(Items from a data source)
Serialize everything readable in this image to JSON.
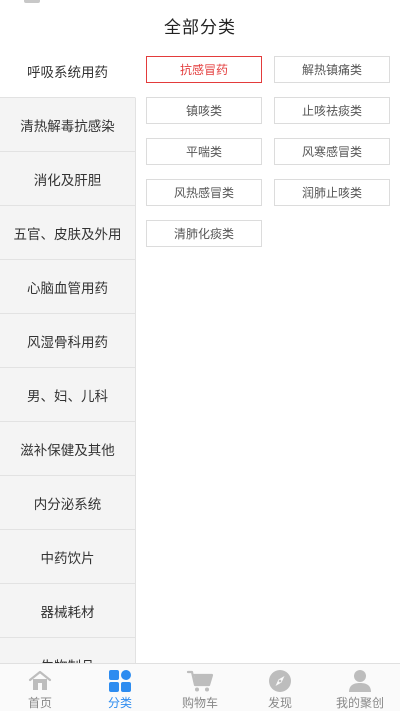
{
  "header": {
    "title": "全部分类"
  },
  "sidebar": {
    "items": [
      {
        "label": "呼吸系统用药",
        "active": true
      },
      {
        "label": "清热解毒抗感染"
      },
      {
        "label": "消化及肝胆"
      },
      {
        "label": "五官、皮肤及外用"
      },
      {
        "label": "心脑血管用药"
      },
      {
        "label": "风湿骨科用药"
      },
      {
        "label": "男、妇、儿科"
      },
      {
        "label": "滋补保健及其他"
      },
      {
        "label": "内分泌系统"
      },
      {
        "label": "中药饮片"
      },
      {
        "label": "器械耗材"
      },
      {
        "label": "生物制品"
      }
    ]
  },
  "subcategories": [
    {
      "label": "抗感冒药",
      "active": true
    },
    {
      "label": "解热镇痛类"
    },
    {
      "label": "镇咳类"
    },
    {
      "label": "止咳祛痰类"
    },
    {
      "label": "平喘类"
    },
    {
      "label": "风寒感冒类"
    },
    {
      "label": "风热感冒类"
    },
    {
      "label": "润肺止咳类"
    },
    {
      "label": "清肺化痰类"
    }
  ],
  "tabbar": {
    "items": [
      {
        "label": "首页",
        "icon": "home-icon"
      },
      {
        "label": "分类",
        "icon": "grid-icon",
        "active": true
      },
      {
        "label": "购物车",
        "icon": "cart-icon"
      },
      {
        "label": "发现",
        "icon": "compass-icon"
      },
      {
        "label": "我的聚创",
        "icon": "user-icon"
      }
    ]
  },
  "colors": {
    "accent": "#e33b3b",
    "tab_active": "#2d8cf0",
    "tab_inactive": "#bdbdbd",
    "sidebar_bg": "#f4f4f4"
  }
}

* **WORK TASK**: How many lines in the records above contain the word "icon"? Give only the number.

* **SOLUTION**: 5